Interface dataset entries:
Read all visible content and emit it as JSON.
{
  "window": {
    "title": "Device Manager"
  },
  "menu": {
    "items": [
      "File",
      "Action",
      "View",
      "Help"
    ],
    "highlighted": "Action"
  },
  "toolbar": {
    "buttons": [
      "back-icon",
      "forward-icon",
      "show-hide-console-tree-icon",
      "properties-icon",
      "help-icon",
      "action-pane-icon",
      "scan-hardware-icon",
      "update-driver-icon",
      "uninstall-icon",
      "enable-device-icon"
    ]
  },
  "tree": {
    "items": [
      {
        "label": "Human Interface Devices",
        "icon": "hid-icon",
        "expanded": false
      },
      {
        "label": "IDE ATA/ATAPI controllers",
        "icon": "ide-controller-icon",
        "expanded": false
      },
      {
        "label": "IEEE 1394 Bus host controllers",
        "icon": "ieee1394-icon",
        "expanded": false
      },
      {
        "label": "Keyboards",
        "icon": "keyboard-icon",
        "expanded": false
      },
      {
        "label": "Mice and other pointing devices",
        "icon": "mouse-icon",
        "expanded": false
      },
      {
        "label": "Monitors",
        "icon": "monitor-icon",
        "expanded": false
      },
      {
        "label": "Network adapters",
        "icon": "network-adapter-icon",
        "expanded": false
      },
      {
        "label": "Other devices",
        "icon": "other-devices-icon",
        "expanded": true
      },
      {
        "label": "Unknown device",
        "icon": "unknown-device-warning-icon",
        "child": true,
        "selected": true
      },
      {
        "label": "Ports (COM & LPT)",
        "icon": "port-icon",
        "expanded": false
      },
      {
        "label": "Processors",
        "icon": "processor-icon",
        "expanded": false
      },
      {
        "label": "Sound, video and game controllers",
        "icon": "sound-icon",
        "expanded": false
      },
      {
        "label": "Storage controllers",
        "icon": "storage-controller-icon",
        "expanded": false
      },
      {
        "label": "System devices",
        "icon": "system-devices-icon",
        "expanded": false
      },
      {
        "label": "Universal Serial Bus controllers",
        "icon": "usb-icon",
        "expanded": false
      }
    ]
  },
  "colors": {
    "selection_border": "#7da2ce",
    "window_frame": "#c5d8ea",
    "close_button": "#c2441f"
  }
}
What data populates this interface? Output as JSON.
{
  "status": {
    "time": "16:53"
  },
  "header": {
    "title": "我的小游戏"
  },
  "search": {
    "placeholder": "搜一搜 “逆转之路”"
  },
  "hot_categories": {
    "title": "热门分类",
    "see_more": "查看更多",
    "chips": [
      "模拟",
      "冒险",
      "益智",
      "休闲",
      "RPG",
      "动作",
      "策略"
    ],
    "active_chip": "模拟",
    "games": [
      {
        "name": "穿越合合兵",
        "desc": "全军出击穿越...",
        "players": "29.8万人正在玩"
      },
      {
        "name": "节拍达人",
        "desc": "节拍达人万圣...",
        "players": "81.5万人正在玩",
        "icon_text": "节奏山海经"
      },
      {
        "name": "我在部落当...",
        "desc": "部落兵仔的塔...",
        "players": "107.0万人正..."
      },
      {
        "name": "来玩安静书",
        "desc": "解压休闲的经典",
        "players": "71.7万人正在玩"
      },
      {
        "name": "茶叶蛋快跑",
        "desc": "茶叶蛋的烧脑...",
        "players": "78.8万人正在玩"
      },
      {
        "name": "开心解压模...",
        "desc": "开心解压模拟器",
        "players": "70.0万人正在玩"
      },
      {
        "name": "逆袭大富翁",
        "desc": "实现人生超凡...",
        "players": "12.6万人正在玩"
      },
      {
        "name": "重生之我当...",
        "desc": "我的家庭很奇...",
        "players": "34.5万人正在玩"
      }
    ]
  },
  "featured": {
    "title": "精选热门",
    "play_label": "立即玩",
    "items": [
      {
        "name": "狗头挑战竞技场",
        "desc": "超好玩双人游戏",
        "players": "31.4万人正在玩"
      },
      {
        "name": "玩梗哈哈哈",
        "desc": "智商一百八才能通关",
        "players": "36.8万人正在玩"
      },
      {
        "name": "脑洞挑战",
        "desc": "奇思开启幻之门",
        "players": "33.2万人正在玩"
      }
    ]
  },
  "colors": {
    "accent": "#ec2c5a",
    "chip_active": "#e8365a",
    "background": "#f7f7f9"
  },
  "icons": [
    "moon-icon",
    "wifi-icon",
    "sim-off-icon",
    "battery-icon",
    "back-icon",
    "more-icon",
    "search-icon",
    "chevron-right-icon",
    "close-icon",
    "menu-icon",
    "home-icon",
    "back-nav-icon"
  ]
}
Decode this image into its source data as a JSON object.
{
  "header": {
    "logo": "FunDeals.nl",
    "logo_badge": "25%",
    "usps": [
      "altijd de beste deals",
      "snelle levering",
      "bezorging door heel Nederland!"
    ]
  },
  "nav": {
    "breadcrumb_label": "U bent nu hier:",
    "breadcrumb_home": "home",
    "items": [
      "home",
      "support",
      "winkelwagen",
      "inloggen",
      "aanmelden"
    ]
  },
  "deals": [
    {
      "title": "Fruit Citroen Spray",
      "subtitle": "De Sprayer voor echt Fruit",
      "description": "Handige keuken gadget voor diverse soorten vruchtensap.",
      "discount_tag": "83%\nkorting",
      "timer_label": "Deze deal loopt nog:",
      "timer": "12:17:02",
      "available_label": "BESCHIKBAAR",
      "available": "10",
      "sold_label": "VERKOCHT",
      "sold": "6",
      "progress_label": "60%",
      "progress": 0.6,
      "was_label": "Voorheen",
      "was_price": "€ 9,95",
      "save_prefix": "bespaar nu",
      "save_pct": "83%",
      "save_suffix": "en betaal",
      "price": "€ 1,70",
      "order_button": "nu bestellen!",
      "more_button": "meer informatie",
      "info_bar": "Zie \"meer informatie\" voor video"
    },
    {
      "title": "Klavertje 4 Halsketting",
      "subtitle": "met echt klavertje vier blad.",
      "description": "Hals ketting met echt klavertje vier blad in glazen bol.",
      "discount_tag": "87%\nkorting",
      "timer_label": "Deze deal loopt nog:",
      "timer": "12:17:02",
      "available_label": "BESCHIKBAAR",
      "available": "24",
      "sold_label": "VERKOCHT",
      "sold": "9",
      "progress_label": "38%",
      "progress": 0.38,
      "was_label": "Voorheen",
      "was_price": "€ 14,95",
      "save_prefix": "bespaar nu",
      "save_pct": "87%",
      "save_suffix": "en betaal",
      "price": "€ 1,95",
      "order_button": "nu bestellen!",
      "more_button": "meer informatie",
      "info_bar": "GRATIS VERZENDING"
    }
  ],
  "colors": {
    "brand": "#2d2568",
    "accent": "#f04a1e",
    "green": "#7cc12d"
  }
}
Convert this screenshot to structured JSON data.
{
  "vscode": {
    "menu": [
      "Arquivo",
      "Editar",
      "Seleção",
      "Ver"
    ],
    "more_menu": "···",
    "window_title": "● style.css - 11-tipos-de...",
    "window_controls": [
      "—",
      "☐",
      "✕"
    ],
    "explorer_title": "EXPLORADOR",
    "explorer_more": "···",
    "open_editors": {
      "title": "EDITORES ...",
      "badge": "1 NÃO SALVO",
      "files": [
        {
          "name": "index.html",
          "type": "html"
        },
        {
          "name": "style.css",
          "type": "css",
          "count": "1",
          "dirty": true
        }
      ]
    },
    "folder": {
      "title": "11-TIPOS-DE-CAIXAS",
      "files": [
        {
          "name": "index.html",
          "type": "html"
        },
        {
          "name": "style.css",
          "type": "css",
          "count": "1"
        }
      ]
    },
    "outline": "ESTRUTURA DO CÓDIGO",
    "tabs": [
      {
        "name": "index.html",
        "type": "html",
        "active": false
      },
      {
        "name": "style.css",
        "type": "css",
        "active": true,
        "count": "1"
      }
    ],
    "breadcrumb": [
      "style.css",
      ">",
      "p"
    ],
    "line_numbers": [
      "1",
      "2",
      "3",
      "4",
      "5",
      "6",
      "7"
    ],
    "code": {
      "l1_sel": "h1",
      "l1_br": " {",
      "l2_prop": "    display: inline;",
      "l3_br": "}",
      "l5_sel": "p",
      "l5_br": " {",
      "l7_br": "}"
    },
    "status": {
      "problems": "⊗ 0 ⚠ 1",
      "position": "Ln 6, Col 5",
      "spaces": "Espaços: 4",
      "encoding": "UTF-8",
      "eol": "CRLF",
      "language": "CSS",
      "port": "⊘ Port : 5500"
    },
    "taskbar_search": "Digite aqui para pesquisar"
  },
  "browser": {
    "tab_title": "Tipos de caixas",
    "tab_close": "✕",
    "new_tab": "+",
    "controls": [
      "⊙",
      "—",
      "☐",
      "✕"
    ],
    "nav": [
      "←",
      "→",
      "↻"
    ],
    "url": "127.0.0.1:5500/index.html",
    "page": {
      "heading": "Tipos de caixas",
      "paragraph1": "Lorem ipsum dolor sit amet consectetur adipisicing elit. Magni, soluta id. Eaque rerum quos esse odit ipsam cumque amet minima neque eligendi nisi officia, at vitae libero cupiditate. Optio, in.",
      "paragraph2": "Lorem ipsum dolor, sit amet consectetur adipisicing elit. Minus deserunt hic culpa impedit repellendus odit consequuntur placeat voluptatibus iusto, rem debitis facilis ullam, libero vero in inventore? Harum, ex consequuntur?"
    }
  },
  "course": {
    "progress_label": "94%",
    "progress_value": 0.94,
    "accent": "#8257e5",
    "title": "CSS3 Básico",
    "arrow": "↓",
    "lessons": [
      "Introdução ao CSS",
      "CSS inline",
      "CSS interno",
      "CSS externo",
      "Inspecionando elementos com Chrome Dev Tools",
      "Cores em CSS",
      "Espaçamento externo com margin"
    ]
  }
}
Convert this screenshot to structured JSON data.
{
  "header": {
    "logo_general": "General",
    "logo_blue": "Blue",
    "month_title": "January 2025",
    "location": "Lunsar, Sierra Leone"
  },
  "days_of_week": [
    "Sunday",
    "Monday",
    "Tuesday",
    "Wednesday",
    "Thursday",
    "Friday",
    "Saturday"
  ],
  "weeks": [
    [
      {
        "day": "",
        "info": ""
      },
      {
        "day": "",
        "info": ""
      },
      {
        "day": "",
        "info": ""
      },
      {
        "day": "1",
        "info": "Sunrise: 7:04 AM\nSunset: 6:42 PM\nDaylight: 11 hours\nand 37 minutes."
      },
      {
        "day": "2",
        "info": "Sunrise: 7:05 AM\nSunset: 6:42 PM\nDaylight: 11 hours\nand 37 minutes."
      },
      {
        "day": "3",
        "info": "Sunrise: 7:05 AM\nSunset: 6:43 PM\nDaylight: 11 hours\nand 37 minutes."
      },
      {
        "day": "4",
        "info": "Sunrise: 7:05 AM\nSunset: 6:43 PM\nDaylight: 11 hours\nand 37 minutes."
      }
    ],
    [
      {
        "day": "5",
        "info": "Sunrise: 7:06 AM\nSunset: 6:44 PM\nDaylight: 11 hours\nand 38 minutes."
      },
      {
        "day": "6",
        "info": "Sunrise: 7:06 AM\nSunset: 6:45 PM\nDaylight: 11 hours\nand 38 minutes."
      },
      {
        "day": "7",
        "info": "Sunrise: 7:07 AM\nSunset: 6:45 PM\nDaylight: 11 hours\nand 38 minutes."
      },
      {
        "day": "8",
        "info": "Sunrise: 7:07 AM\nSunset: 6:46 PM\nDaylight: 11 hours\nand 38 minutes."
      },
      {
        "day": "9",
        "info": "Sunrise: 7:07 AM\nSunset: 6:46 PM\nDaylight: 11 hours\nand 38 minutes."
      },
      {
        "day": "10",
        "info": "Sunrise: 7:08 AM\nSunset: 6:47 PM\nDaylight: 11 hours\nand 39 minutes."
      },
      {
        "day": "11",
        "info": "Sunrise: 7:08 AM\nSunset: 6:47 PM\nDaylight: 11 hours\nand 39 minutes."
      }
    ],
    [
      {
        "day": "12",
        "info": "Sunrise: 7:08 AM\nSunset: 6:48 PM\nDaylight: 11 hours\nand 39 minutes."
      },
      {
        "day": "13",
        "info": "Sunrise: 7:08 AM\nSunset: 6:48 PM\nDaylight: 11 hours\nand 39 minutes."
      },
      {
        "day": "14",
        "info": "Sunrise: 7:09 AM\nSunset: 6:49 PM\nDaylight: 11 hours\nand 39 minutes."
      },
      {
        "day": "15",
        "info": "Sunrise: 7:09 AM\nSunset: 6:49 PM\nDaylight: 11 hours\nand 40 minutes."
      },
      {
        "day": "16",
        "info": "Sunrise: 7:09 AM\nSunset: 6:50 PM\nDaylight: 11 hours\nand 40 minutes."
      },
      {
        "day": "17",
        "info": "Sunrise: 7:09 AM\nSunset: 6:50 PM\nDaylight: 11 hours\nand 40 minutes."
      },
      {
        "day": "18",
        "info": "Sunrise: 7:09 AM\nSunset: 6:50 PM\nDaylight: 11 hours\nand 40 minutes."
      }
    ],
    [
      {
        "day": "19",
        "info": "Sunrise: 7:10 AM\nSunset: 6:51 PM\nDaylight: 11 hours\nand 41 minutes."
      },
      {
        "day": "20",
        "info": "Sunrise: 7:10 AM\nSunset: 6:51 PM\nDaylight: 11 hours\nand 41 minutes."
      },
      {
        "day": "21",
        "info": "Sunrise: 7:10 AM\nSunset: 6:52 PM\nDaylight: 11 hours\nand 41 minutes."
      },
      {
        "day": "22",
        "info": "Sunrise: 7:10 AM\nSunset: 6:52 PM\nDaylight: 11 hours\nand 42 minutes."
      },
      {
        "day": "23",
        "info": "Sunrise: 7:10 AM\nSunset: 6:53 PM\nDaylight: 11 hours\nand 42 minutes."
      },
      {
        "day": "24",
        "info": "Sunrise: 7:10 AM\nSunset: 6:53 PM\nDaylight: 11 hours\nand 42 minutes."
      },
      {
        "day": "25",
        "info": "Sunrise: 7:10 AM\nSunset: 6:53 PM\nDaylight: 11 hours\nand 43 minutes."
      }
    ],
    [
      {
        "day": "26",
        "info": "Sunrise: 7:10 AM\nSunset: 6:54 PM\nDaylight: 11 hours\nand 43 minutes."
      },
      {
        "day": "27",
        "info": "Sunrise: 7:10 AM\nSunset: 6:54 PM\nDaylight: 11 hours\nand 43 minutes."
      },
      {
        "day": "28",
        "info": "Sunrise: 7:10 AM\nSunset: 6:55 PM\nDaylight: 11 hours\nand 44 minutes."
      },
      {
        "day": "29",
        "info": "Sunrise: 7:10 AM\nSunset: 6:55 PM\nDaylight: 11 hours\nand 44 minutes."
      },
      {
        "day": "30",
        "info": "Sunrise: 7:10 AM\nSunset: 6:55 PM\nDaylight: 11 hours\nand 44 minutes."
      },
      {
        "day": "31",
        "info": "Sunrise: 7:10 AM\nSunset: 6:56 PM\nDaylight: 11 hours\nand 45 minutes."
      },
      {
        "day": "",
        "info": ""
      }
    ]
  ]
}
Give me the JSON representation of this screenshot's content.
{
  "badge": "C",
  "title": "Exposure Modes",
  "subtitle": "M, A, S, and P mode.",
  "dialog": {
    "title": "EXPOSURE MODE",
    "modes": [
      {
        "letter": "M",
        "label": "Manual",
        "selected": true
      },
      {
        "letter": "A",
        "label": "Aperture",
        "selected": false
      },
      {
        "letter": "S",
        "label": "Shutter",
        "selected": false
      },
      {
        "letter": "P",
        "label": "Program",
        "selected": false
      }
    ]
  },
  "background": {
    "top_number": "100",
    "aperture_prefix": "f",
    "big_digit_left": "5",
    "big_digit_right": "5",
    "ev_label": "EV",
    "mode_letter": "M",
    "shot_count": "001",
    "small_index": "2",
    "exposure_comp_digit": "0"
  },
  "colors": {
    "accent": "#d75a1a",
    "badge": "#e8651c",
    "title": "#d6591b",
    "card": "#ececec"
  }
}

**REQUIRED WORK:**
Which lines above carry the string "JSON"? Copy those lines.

**TASK ANSWER:**
Read all visible content and emit it as JSON.
What data populates this interface? Output as JSON.
Decode this image into its source data as a JSON object.
Convert this screenshot to structured JSON data.
Convert this screenshot to structured JSON data.
Give me the JSON representation of this screenshot's content.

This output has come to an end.